9) The Fire Ship: Here the sub towed its weapon and this is another one that would work for short distance attacks, say a blockade, a very nineteenth-century problem. Your sub sets off from harbour and moved underwater towards an enemy boat. It is towing behind it though, on the surface, a floatable raft of explosives set to go off on contact. It simply continues on its way under the ship until the explosion follows. There is no question that the enemy would have seen you coming, or at least seen your deadly gift. Presumably the big flaw here was the ability of the enemy to blow the approaching raft out of the water before it came within a hundred yards of the ship. Would even small arms fire have been enough?
Other early submarine weapons: drbeachcombing AT yahoo DOT com
By far the best book I’ve found on this topic is Paul Bowers, The Garrett Enigma. Lots of archive work and lots and lots of technical knowledge. Any other good early sub books?

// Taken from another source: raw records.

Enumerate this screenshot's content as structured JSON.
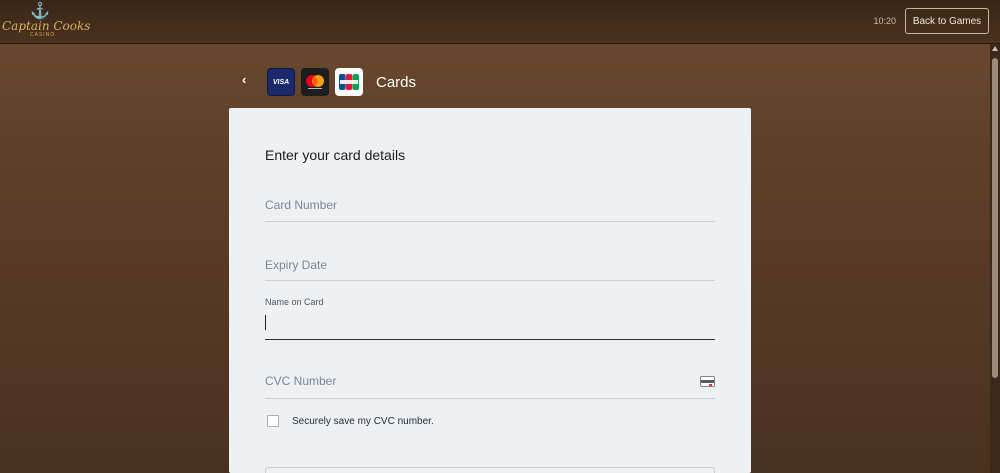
{
  "header": {
    "logo_name": "Captain Cooks",
    "logo_sub": "CASINO",
    "clock": "10:20",
    "back_button": "Back to Games"
  },
  "payment_method": {
    "title": "Cards",
    "back_icon": "chevron-left-icon",
    "brands": [
      "visa",
      "mastercard",
      "jcb"
    ],
    "visa_label": "VISA"
  },
  "form": {
    "title": "Enter your card details",
    "card_number_placeholder": "Card Number",
    "expiry_placeholder": "Expiry Date",
    "name_label": "Name on Card",
    "name_value": "",
    "cvc_placeholder": "CVC Number",
    "save_cvc_label": "Securely save my CVC number.",
    "save_cvc_checked": false
  },
  "colors": {
    "background": "#5b3e28",
    "panel": "#eef1f3",
    "accent_gold": "#d6b25c"
  }
}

16 Feb 2014: Some great emails here. Brayton author of Navy Times Book of Submarines writes: Some interesting stuff here . . . a lot of “submarine history” is buried in imperfect history. I explored some of this but was unaware of others. You can browse my website www.submarine-history.com. My book, with much more detail, is out of print but available from a number of used-book sources. Two quick comments: the term “torpedo” (coined, circa 1797, by the American artist Robert Fulton, appropriating the Latin name of an electric stingray, torpaedae) originally meant, a mine that could be attached to an enemy ship . . . by a rowboat. The “automobile torpedo” (that which we know today) came much later. Fulton built a submarine (his Nautilus), to help the French then at war against the English; he later tried to sell it to the English, and then made his name and fortune by inventing the steamship. There was a murky connection between Fulton and Bushnell, who played the submarine game in 1775. (Details, as much as I know, in the book.). The Confederate submarine Hunley . . . indeed, had a “spar torpedo” that indeed sank a Union ship (Housatonic, the first ever, I believe, to succumb to attack by a submarine . . . although Hunley was then operating on the surface as it had earlier sunk twice, in training, killing everyone aboard). Hunley then sank a third time, but not from the blast, she was most likely swamped by the wash of a ship rushing to the rescue. Hunley was powered by hand, and the rowers would have been exhuasted, and opened the hatches to get fresh air . . . If this wasn’t good enough next came a pleasant suprise. Mike Dash sent some pages from his doctorate on submarines (!!) and gave me permission to publish his juvenilia online. Honoured to do so, Mike! Finally, Southern Man dug up (though he does not know from where and I cannot discover) a fascinating submarine pamphlet. This pamphlet seems to include material from submarine history (reference above and run by Brayton) and came from a Thailandese site. A few things came out of this. First the use of rams on submarines in a plant from 1653. Second, a claim that the Turtle would screw on explosives with a screw run by a foot treadle. Third, Fulton’s use of ‘torpedoes’ i.e. mines.’ Thanks Mike, Brayton and Southern Man!